The world’s most photogenic places

June 21, 2012 by Flight Centre UK

Earlier this week we launched a fun competition to discover the World’s Worst Travel Photographer. We must admit, we knew there’d be some bad entries, but you are exceeding yourselves. We’ve been in stitches over Ben Fahey’s attempt at holding up the Washington Monument and Sarah Mahey’s smugly skiing dog.

Our star-studded judging panel (including Simon Reeve, Kirsten Alana, Anthony Cullen, Chris Coe and Max Wooldridge) will be deciding who’ll take home the title of World’s Worst Travel Photographer 2012. The lucky winner will also receive a Fuji X-S1 camera courtesy of Dixons Travel and a photography course from Chris Coe or Anthony Cullen. (Our ‘Highly commended’ entrant will win the other.)

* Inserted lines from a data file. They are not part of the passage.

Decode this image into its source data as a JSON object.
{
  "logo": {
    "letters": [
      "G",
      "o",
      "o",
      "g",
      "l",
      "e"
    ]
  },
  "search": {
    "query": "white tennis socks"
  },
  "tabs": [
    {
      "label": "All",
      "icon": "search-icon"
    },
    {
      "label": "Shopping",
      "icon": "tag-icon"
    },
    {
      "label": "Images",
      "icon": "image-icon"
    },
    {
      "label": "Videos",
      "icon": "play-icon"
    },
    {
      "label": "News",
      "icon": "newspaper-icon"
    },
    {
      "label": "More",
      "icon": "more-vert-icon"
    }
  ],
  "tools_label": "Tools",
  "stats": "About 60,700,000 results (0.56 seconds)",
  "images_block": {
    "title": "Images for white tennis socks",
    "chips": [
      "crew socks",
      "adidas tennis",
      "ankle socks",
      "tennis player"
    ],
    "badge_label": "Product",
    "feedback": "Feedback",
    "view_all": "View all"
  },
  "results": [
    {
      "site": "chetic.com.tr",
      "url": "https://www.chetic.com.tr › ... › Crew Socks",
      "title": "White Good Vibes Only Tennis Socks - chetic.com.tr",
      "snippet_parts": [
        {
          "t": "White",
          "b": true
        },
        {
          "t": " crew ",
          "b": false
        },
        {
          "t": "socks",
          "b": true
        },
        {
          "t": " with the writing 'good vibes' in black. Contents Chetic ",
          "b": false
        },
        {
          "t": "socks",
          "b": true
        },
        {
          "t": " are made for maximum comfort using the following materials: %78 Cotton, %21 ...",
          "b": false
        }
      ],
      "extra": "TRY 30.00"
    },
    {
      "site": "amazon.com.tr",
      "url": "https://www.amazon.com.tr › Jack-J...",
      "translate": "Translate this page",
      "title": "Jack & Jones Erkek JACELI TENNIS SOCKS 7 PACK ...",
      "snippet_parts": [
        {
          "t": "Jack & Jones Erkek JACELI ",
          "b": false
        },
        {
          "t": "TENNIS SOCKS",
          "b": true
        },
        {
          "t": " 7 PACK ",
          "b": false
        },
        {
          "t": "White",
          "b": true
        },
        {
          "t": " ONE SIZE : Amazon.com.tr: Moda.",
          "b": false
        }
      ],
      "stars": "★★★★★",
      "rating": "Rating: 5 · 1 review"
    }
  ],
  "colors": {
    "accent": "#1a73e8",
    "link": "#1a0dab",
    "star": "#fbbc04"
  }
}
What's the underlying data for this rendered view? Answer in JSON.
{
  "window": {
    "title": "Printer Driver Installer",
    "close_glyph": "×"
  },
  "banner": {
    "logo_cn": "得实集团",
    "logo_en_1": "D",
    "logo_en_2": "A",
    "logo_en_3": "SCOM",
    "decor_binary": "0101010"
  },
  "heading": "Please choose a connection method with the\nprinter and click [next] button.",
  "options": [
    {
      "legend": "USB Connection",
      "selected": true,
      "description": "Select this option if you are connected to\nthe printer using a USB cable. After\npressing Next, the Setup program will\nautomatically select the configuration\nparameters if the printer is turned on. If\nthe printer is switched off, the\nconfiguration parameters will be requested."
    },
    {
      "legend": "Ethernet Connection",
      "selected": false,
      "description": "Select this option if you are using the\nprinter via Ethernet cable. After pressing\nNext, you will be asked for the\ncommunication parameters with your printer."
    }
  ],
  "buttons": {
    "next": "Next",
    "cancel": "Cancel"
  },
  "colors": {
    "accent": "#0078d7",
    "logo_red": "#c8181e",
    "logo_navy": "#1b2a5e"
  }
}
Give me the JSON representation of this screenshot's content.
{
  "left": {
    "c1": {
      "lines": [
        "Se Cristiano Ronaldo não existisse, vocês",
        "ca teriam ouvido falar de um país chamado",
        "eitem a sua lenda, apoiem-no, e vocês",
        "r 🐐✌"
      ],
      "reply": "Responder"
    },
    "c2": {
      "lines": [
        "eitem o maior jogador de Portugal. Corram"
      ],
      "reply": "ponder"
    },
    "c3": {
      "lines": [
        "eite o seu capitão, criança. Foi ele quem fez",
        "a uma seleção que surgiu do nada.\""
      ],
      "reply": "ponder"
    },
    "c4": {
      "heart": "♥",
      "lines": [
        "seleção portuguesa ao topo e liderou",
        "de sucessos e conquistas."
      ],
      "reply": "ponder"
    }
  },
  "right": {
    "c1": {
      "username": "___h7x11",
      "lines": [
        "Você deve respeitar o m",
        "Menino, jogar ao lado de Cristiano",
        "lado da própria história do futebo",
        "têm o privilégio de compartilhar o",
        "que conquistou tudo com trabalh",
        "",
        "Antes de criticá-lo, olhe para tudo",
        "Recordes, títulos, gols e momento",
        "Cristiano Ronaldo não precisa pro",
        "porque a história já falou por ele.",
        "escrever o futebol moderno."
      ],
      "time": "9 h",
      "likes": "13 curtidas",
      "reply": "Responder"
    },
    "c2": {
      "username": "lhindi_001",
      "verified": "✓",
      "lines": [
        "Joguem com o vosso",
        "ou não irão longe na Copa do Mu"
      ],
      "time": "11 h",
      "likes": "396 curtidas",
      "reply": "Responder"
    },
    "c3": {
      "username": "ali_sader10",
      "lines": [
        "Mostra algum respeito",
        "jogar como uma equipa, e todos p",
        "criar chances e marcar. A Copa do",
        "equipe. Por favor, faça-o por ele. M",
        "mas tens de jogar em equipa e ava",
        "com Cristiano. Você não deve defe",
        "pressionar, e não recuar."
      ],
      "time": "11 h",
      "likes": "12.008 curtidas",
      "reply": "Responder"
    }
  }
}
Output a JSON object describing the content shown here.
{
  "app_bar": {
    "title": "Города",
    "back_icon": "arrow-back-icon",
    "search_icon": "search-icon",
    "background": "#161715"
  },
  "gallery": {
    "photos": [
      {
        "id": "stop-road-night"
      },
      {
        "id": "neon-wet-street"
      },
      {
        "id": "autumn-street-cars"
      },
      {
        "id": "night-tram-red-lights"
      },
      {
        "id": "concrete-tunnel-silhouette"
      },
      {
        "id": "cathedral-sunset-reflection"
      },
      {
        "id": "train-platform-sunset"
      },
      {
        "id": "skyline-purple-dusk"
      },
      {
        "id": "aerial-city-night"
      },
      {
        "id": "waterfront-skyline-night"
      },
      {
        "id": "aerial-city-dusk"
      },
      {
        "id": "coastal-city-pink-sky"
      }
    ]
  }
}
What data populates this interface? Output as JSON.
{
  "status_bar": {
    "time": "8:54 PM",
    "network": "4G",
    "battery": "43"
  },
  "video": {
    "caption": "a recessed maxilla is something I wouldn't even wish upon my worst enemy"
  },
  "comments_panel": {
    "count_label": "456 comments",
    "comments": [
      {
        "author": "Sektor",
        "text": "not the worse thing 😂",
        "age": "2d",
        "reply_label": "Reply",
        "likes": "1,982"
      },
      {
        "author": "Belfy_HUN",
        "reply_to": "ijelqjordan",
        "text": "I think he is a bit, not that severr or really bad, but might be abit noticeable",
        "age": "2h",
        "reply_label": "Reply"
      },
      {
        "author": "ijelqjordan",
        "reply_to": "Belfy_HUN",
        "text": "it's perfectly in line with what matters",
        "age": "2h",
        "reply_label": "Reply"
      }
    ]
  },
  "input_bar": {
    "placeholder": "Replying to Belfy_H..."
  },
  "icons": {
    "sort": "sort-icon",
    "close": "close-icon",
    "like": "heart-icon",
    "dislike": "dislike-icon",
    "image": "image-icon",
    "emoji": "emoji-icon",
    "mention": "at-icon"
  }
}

If you’ve been tuning into our blog you’ll have seen the tips and tricks our judges have been offering to help you avoid crap snaps. But being keen travellers, we figure there are some destinations where it’s pretty hard to take a bad shot. Here are our picks for three of the most photogenic locations around the world.

Istanbul

Istanbul – best for city life

We say: Between the mosques of Sultanahmet to the trendy streets of Taxim, Istanbul is a feast for the eyes. Head to the Grand Bazaar for a kaleidoscope of colour: stained glass lanterns, bright scarves and dazzling jewellery – it’s a great place to capture detail.

Chris Coe’s tip for capturing city life: Take time to observe. Good photographers are very observant. They don’t just see the big scene but also see details within it. If you like photographing people, try people watching. Sit in a cafe and just watch for a while. Soon you’ll spot interesting details, how people move through a busy place, where they stop and how they interact with their surroundings.

Dixons Travel’s camera tip: The Fuji X-S1 (which you could win!) is a different kind of bridge camera (‘bridge’ referring to the middle-ground between SLRs and point-and-shoot cameras), with better low-light sensitivity and much reduced image noise, making it perfect for city breaks.

Take me there: Check out our Istanbul Inspirations deal (from £299) for details on how you can wander the streets of Istanbul and put your photography skills to the test.

Mui Ne, Thailand

Vietnam – best for the beach

We say: Crystalline waters, vivid blue sea and powdery white sand… it must be Vietnam. Whether you’re capturing the silhouette of a coconut tree at sunset or a rustic shot of a junk boat washed up on shore, it’s virtually impossible to take a bad shot in paradise.

Chris Coe’s tip for shooting at the beach: Beaches can be bright! Most photographs are lit by sunlight so you should know where the sun is, even if it’s behind clouds, and where the shadows are. If you’re photographing a person don’t face them towards a bright light as it’ll make them squint. Whatever you’re photographing, don’t put the sun behind it, unless you want a silhouette. If the light’s in the wrong place move your subject or yourself so that it isn’t.

Dixons Travel’s camera tip: The Fuji XP51 can be taken to a depth of 5 metres underwater, so it’s great for snorkelling. It’s also drop-proof and bright enough to spot if it gets dropped in the sand. (No need to worry about sand getting into this camera either, as it’s completely dust proof!)

Take me there: Our Vietnam City and Beach offer can have you enjoying Vietnam’s sandy treasures for eight nights from £899.

Borneo

Malaysia – best for wildlife spotting

We say: Sarawak (in Malaysia) is the best place to find semi-wild orang-utans that have been rescued from captivity and trained to survive in the surrounding reserve. And with the Semonggok Wildlife Centre’s breeding programme you may have the opportunity to witness one of nature’s most heart-warming sights: an orang-utang mother with her baby.

Anthony Cullen’s tip for capturing wildlife on camera: Leave your camera turned on when you’re shooting, you never know when the decisive moment may happen. And don’t keep putting the lens cap on; if you have a UV or skylight filter and a lens hood (probably more for DSLRs) this should be enough to protect the front element.

Dixons Travel’s camera tip: The Sony Cybershot HX20 can pretty much do it all – big zoom, sweep panorama and even GPS mode. Its many features are crammed into this compact super zoom camera. With its 20x optical zoom you can bring yourself right into the action… without getting too close.

Take me there: Take a look at our Kuching Hills and Wildlife holiday (7 nights from £895) which includes entry into Semonggok Wildlife Centre.

Tomorrow, we’ll be announcing the worst travel snap of the week – as voted by YOU. So head over to the #crapsnaps album on Flickr and vote for the worst of a bad bunch by ‘Favouriting’ the image you want to win. The lucky winner each week will receive a £50 travel voucher and a photography book from Travel Photographer of the Year (that’s the competition for talented photographers, by the way).

Got a dodgy shot you want to enter? Send it to us here.

This competition is now closed for entries. Thanks to everyone who sent their crapsnaps our way.